**Exercise details**
Whenever a line of the entries below holds the string "content", copy that line and return it.

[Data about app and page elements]

>>>>

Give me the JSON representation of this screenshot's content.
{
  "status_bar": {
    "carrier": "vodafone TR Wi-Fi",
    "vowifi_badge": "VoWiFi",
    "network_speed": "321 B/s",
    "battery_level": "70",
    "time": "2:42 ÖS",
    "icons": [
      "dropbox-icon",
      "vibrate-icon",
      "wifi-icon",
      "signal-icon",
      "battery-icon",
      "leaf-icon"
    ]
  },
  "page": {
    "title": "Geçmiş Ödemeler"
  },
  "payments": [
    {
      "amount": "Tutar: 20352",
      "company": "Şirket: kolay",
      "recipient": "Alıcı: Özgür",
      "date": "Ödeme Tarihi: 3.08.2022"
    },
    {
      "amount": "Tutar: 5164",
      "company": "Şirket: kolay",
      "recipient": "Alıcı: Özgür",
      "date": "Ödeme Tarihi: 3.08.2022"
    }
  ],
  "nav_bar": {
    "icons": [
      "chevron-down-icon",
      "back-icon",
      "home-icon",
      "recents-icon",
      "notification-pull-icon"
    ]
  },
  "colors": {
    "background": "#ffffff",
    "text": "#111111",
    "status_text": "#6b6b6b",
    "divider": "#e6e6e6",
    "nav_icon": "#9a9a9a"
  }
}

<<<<
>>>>

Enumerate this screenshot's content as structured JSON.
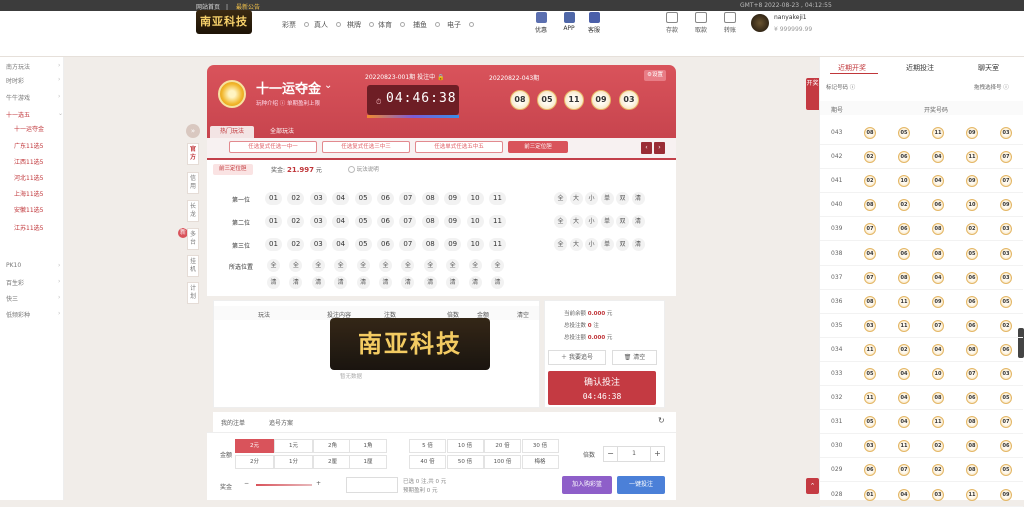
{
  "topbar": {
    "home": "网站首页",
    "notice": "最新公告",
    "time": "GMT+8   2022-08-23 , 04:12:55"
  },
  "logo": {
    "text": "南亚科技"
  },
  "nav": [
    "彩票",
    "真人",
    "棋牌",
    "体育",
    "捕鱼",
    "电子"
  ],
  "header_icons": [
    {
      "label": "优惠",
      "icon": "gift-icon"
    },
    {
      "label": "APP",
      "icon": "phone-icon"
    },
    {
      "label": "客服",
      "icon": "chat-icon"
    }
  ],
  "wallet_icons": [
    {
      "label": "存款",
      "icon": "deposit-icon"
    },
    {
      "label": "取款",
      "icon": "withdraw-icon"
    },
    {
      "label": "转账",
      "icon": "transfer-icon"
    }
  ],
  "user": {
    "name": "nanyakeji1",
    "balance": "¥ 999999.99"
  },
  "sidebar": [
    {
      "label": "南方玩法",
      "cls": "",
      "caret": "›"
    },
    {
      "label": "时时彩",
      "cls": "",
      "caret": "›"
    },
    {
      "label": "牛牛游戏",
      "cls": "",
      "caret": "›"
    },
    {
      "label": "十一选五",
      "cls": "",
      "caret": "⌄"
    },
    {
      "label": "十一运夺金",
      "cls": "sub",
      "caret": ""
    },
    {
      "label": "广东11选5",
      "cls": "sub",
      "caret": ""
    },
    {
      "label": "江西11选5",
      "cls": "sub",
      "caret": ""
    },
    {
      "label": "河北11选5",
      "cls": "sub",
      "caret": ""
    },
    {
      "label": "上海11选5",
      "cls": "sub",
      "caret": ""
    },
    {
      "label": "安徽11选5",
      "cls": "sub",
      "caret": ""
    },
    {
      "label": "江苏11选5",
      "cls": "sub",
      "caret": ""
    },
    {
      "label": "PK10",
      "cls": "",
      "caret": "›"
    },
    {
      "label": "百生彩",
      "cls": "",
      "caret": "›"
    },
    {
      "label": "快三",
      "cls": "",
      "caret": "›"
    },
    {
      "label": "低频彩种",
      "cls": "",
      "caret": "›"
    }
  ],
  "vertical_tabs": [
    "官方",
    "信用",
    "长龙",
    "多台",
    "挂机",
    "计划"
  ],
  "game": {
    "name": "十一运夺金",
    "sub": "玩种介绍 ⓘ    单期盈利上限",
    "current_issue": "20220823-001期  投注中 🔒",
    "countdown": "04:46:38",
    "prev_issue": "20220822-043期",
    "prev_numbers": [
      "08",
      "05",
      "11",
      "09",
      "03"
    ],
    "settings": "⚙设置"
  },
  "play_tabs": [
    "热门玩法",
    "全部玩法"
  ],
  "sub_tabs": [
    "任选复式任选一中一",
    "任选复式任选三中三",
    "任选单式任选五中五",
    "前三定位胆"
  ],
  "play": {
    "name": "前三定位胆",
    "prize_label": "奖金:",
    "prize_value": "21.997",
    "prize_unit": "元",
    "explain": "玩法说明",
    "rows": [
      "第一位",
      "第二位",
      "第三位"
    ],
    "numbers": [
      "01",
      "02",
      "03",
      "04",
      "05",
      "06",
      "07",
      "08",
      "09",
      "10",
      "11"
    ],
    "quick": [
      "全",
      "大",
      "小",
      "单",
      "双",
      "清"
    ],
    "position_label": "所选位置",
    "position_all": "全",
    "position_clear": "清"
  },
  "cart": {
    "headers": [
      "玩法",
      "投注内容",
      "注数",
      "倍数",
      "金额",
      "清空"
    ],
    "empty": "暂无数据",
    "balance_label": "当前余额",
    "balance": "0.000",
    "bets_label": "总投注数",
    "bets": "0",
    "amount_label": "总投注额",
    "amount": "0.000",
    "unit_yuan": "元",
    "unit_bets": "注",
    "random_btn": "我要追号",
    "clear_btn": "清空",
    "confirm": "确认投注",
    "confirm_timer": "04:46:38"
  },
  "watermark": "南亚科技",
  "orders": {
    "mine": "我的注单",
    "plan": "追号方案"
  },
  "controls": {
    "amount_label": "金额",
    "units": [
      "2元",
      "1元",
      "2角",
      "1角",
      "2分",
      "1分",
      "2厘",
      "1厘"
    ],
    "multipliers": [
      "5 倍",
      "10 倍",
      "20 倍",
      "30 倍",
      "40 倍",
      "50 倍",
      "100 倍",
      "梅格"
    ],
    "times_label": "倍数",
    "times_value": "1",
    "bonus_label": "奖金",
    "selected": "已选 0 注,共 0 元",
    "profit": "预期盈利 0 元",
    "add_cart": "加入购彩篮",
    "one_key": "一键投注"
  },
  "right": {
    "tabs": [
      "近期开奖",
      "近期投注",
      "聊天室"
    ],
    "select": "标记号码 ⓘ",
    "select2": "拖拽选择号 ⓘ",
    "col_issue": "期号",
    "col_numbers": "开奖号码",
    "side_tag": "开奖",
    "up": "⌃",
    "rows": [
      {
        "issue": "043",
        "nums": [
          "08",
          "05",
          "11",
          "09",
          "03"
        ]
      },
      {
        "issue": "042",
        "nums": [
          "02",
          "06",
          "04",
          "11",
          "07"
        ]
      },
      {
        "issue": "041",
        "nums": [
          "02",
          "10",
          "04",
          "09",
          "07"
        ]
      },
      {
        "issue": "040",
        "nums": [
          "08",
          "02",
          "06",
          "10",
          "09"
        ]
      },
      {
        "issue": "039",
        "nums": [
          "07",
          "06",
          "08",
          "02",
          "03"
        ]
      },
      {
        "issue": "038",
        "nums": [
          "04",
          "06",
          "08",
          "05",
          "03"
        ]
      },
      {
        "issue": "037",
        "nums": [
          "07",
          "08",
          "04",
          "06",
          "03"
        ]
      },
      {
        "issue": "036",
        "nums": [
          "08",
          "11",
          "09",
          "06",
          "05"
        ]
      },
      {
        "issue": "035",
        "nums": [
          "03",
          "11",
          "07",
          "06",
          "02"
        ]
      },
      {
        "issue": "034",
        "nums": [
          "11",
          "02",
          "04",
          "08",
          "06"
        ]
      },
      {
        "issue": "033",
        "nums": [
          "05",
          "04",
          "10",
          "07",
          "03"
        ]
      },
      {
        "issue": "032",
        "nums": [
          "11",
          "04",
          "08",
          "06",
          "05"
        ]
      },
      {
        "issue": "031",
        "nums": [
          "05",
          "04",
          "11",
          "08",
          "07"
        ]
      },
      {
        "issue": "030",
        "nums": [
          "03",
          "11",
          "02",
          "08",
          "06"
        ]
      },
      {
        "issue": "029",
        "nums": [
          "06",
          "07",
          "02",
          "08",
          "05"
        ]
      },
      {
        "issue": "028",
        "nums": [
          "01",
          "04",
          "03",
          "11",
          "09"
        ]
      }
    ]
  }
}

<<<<

**Solution**
Give me the JSON representation of this screenshot's content.
Enumerate this screenshot's content as structured JSON.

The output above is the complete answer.